During the winter horses can drop condition due to reduced nutrition in grass and lower temperatures. Providing the right nutrition and management helps promote condition, so if your horse drops weight in winter, follow these guidelines to keep your horse in excellent health.
Good nutrition will support body condition, but it’s important to be aware that horses naturally lose weight in winter due to their metabolic cycle. This ensures they go into the spring leaner, so they can gain condition through spring, summer and autumn without becoming overweight. They can then go into the winter with some fat reserves to use, becoming leaner again by spring. Seasonal weight fluctuation is perfectly normal and preventing it could be bad for your horse’s long-term health. So, if your horse does drop a little, try not to become focused on feeding him up and piling on lbs he doesn’t need. However, if your horse is a poor doer in winter, it’s important to maintain a suitable body condition for optimum health.
Good quality forage is key, because fibre provides essential calories for condition and its breakdown releases heat, keeping your horse warm from the inside out. This heat helps maintain condition and better quality forage generates more heat.
Feeds which contain sources of highly digestible fibre, like beet and soya hulls, are an excellent way to boost condition along with oil sources like linseed and soya. For horses in harder work, providing some micronised cereals can be beneficial to meet energy needs whilst helping to maintain optimum condition.
Thermoregulation and Rugs
As a warm-blooded mammal, horses maintain a core body temperature of around 38⁰C through a process called thermoregulation. The ambient temperature around the horse affects how well they do this. At certain temperatures your horse will start to feel the cold and will need extra energy from feed to generate heat to maintain core temperature. This is known as the Lower Critical Temperature (LCT) and for horses in the UK is around 0 – 5ºC depending on breed, condition, age and coat thickness. The LCT for a clipped horse is 6ºC or more.

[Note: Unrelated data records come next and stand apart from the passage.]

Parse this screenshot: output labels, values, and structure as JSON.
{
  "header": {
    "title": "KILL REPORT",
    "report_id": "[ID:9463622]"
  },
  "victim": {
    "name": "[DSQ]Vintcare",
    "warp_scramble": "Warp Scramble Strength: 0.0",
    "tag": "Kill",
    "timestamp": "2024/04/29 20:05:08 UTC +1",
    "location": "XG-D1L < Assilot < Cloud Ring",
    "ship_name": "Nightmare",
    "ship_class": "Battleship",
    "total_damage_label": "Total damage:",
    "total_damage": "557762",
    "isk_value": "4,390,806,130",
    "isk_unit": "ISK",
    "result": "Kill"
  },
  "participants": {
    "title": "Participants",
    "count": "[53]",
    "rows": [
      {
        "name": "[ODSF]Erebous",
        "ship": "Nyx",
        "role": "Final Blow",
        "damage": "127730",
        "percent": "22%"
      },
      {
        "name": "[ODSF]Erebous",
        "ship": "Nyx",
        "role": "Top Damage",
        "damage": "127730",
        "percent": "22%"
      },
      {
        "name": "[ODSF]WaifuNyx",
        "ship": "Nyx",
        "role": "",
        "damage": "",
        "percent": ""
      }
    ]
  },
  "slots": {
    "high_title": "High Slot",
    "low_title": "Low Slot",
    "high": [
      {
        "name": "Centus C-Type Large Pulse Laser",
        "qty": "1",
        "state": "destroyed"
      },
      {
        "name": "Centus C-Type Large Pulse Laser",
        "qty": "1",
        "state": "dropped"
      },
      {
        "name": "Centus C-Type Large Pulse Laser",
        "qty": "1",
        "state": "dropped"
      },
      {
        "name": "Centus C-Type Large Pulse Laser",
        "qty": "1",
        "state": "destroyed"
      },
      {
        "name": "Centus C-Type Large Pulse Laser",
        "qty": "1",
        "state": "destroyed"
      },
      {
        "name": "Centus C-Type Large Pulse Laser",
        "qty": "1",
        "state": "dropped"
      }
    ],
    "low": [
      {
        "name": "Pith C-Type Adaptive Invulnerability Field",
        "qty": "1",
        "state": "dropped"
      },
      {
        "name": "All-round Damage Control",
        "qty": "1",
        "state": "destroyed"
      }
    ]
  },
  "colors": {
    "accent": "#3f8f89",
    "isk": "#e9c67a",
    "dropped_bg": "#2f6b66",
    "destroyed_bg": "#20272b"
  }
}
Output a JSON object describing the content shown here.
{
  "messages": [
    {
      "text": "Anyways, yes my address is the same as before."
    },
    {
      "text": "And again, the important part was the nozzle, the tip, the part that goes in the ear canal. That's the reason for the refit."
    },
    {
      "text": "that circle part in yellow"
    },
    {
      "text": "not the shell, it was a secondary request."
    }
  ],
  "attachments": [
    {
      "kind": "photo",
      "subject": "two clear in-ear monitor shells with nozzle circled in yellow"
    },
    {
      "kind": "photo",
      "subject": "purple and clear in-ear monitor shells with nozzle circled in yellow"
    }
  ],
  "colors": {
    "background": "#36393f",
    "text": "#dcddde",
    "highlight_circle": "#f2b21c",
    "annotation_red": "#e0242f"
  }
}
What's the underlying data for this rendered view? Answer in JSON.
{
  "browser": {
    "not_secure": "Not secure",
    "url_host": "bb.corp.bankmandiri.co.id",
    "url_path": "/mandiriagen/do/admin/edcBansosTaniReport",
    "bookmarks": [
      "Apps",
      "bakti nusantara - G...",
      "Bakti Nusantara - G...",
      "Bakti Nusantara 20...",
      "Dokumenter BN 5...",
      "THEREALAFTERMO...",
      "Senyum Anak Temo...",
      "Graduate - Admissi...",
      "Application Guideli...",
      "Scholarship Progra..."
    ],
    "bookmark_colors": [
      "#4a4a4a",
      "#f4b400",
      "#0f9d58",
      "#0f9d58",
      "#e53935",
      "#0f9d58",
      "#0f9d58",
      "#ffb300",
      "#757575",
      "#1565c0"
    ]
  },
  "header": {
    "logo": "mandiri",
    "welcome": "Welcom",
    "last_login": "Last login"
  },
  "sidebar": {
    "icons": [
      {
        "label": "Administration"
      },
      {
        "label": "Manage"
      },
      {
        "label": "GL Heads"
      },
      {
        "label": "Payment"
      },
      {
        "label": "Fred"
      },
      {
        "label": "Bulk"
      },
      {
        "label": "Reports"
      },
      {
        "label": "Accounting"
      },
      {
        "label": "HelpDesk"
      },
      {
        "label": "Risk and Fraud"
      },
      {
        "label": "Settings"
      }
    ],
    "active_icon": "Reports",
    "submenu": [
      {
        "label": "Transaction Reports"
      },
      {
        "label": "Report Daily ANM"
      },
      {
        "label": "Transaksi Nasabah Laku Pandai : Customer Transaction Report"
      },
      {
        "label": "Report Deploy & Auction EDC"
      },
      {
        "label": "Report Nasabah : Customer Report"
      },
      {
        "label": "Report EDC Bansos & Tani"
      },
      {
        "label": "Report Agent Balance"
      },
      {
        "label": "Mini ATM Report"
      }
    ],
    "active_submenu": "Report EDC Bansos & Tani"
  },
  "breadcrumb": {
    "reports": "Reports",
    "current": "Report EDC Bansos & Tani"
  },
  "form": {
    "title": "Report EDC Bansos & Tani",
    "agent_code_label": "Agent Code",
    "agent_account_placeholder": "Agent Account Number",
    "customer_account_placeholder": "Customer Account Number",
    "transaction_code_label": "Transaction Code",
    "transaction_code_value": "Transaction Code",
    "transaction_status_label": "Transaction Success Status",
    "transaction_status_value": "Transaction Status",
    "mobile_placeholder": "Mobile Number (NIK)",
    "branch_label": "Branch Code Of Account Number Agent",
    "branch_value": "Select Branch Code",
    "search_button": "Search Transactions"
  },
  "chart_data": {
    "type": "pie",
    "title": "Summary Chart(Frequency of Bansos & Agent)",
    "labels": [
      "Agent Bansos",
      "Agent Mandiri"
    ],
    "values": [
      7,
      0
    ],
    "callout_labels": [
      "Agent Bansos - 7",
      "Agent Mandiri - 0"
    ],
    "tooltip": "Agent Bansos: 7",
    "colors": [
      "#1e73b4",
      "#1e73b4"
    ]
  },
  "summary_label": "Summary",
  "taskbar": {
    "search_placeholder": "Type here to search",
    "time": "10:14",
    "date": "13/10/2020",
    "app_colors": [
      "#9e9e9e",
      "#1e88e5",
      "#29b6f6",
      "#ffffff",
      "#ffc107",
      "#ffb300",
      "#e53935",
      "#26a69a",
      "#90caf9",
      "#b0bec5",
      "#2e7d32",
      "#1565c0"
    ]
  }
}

Below LCT horses need additional feed and rugs to maintain condition, which is important if your horse has dropped weight. Older horses are less efficient at thermoregulation, so if your poor doer is older, keeping him warm through appropriate rugging is essential.
Over-rugging can be counter-productive so is best avoided. Human LCT is much higher than horses (25ºC) so try not to rug your horse based on how cold you feel. A hot horse will be uncomfortable, stressed and eat less, which compromises condition. Rugging sensibly according to their LCT is a better approach.
Dehydration will affect physiological processes and reduce digestive efficiency. In winter horses normally drink less, so it’s important to make sure they are always fully hydrated, particularly if your horse has lost condition.
Break ice regularly in water troughs and buckets and add hot water to warm up drinking water. Adding a tablespoon of salt in feed will also stimulate thirst and increase water intake.
Plenty of turnout is essential for your horse’s health. Horses normally prefer to be to warm and turned out than stabled and unable to socialise. Stabling is stressful for some horses, leading to reduced feed consumption and stereotypical behaviour which can contribute to poor condition. Turning your horse out with a well-fitted rug, shelter and plenty of forage will be more beneficial for condition.
With the correct nutrition and management, you can help winter become less of a challenge for horses that drop condition, but it’s important to remember that a little weight loss in winter is not always a bad thing.
If you have any questions about how to create the best winter diet for your horse, you can us at firstname.lastname@example.org or call us on 01531 557133.